Like the other Brit queens of crime, Rendell and James, Walters has always been read by men (other female crime writers often target a female readership only); but with this book, she resolutely joins such American specialists in the extreme as Tess Gerritsen, whose books feature female protagonists in scenarios that are perfectly tough enough for the most astringent male tastes.
Minette Walters is one of this country’s most successful crime writers. Her first three novels – The Ice House, The Sculptress and The Scold’s Bridle – all won major awards, securing her position as the Queen of British crime fiction. She took time out from her busy schedule to talk to CJS Now about murders, motives and mystery.
“My interest in crime started very young – I always used to read the court reports in the paper. One of the earliest cases I remember was James Hanratty’s conviction. I was about 10 and I was fascinated by the motive – what could have made him do this? I also discovered Agatha Christie and from there, have always loved crime fiction; I think it’s my desire to solve the puzzle combined with my interest in real cases that makes crime writing perfect for me.
“I actually wanted to join the police force when I left university but I discovered I was too short – I’m only 5ft1½” and you had to be 5ft4“ in those days! In addition to this – there may be something in my genes – my great great grandfather was Joshua Jebb. Those of you who know HMP Brixton, on Jebb Avenue, will recognise the name. He was the Knight Surveyor General of Convict Prisons and was behind the building of what were then, very modern prisons like Pentonville.
“I’ve become very interested in prison reform and that led to me becoming a prison visitor for 12 years at HMP Winchester – I really did learn a lot from that and found it fascinating to talk to people with such different experiences from myself.
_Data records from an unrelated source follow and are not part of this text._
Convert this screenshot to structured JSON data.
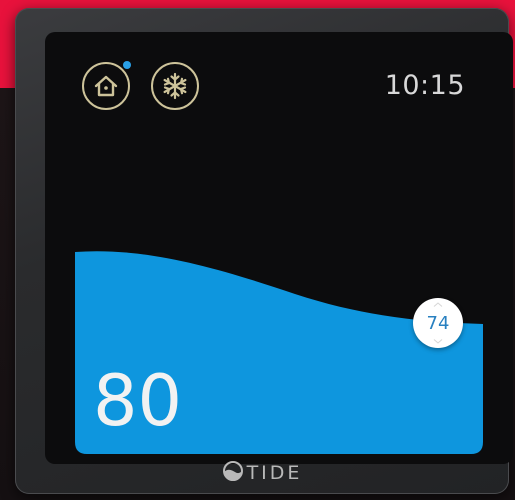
{
  "screen": {
    "time": "10:15",
    "current_temperature": "80",
    "setpoint_temperature": "74"
  },
  "modes": {
    "home_icon": "home-icon",
    "cool_icon": "snowflake-icon",
    "home_indicator_color": "#2aa0e6",
    "icon_color": "#cdc39a"
  },
  "branding": {
    "name": "TIDE",
    "logo_icon": "tide-wave-icon"
  },
  "colors": {
    "water": "#0e96de",
    "accent_background": "#e8123c",
    "setpoint_text": "#2880c0"
  }
}
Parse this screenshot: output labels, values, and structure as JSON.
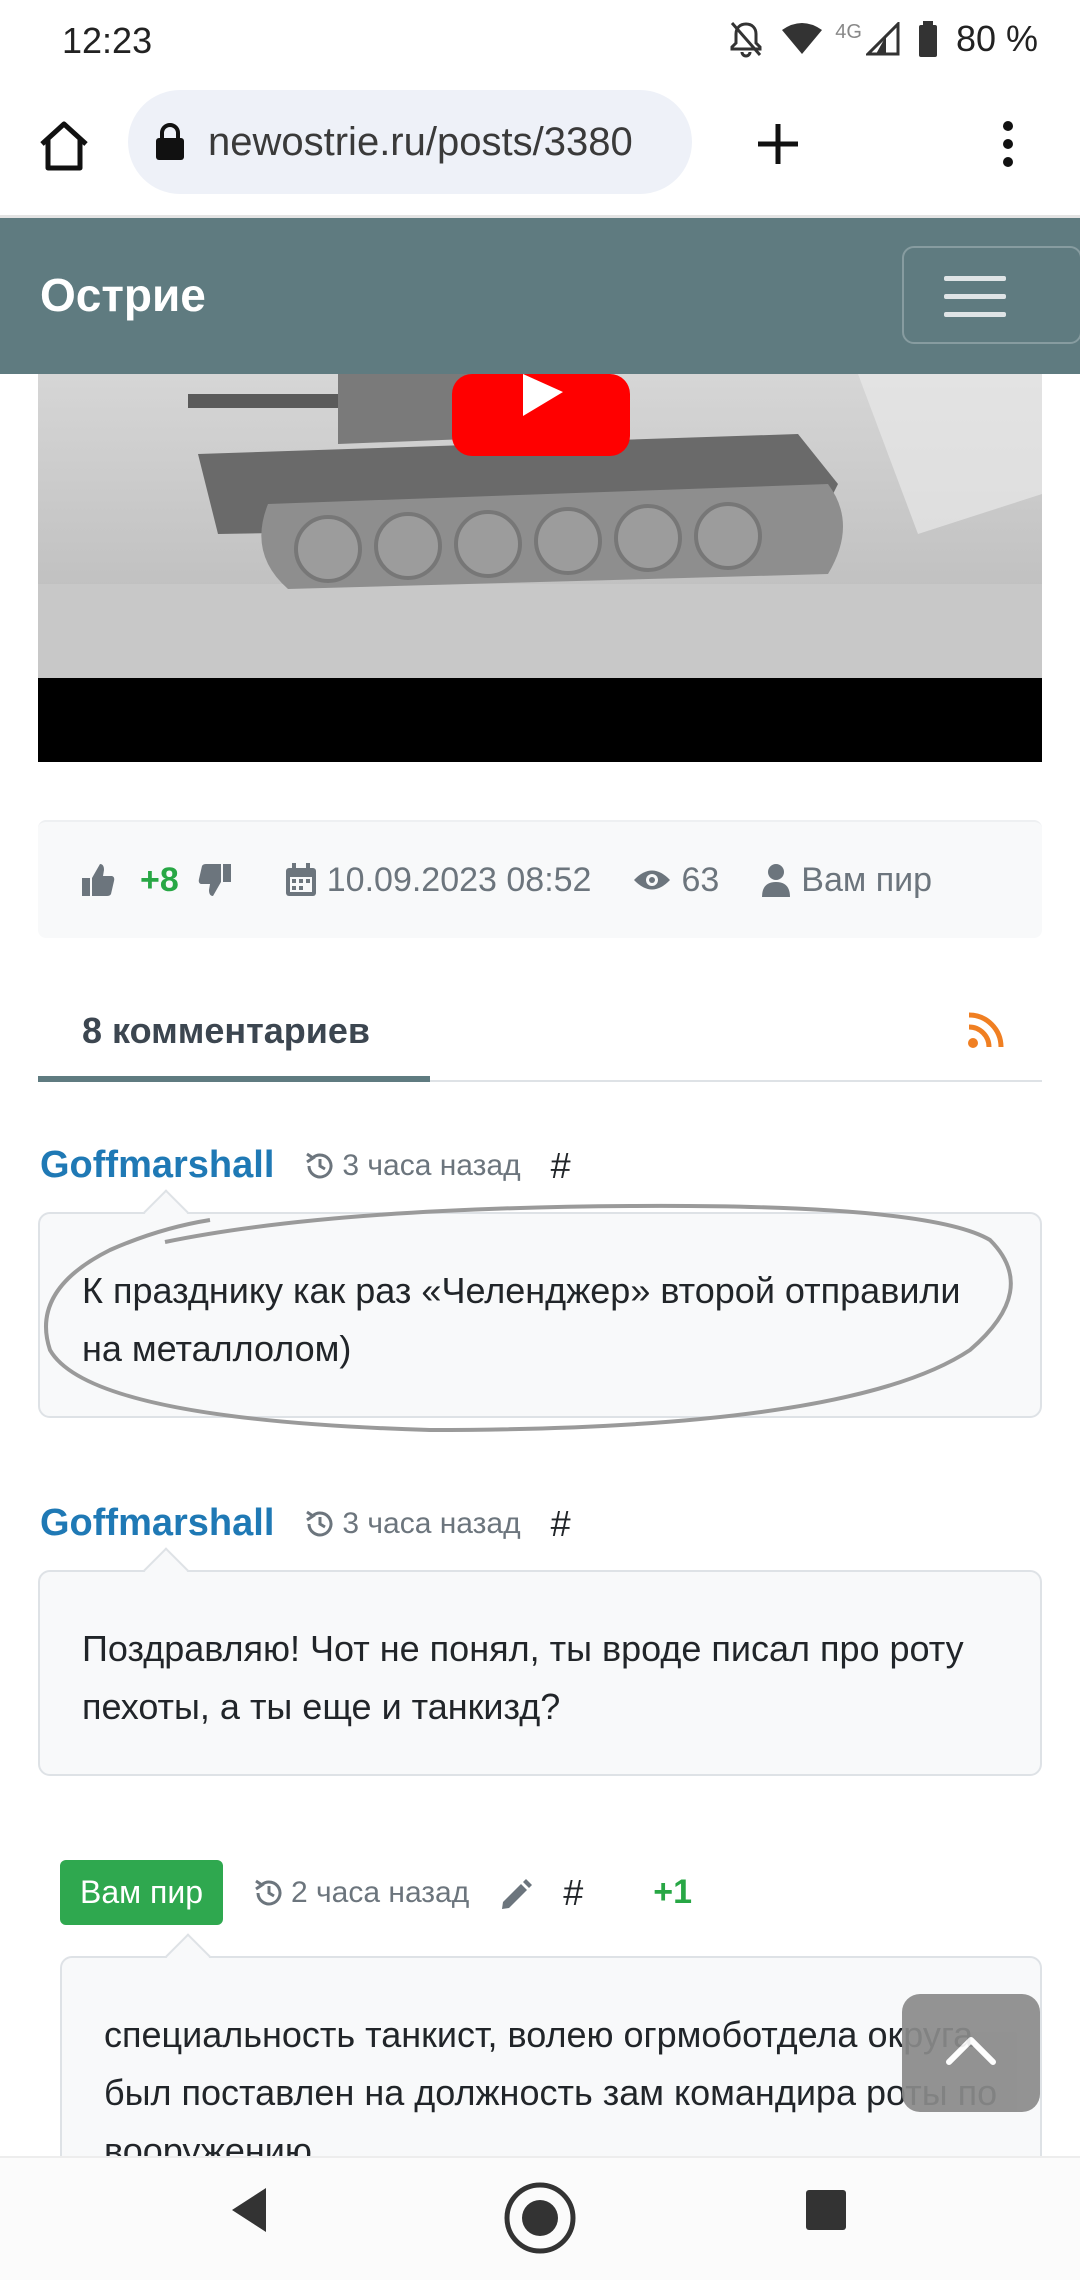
{
  "status_bar": {
    "time": "12:23",
    "network": "4G",
    "battery": "80 %"
  },
  "browser": {
    "url": "newostrie.ru/posts/3380"
  },
  "site": {
    "brand": "Острие"
  },
  "post_meta": {
    "score": "+8",
    "date": "10.09.2023 08:52",
    "views": "63",
    "author": "Вам пир"
  },
  "comments_tab": {
    "label": "8 комментариев"
  },
  "comments": [
    {
      "author": "Goffmarshall",
      "time": "3 часа назад",
      "anchor": "#",
      "text": "К празднику как раз «Челенджер» второй отправили на металлолом)"
    },
    {
      "author": "Goffmarshall",
      "time": "3 часа назад",
      "anchor": "#",
      "text": "Поздравляю! Чот не понял, ты вроде писал про роту пехоты, а ты еще и танкизд?"
    },
    {
      "author": "Вам пир",
      "time": "2 часа назад",
      "anchor": "#",
      "vote": "+1",
      "text": "специальность танкист, волею огрмоботдела округа был поставлен на должность зам командира роты по вооружению"
    }
  ],
  "colors": {
    "navbar": "#5f7b80",
    "link": "#1f79b5",
    "success": "#28a745"
  }
}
And I think prison officers do such a fantastic job. I’m so impressed with the way they control the prisoners and how much respect they command. When you compare them to their American counterparts in towers with search lights and guns, I think our lot are very impressive and deserve more recognition.
“Lots of my readers are police officers. I think they like the fact that I make everyone very human – no-one is all good or all bad and this reflects what they see in their work. Police officers can get angry or traumatised by what they see – why shouldn’t they? The books explore the agony of murder for everybody involved.
“PD James once said that crime drama is popular because it’s about moral certainty – good triumphs over evil. There is an element of this I think, but in my books, where the settings are families and communities which people can relate to, people like getting to know the characters and trying to unravel the mystery. I also think we are attracted to the bad guy and like the thrill of reading things that horrify us – look at Hannibal Lecter!!
“I definitely think we need to improve the public’s understanding of the criminal justice system. Most people only know about it by reading and watching fiction so I think writers have a real responsibility to try and be as accurate as possible.
“I’ve just delivered my eleventh book, The Devil’s Feather, which is due out in the autumn. The expression is Turkish and refers to a woman who arouses a man’s attention without realising it. It got me thinking about the phenomenon of stranger stalkers – people who become completely obsessive about a person but the object of this obsession has no idea. The story takes the reader round the world but you’ll have to wait until the book is published to find out more!”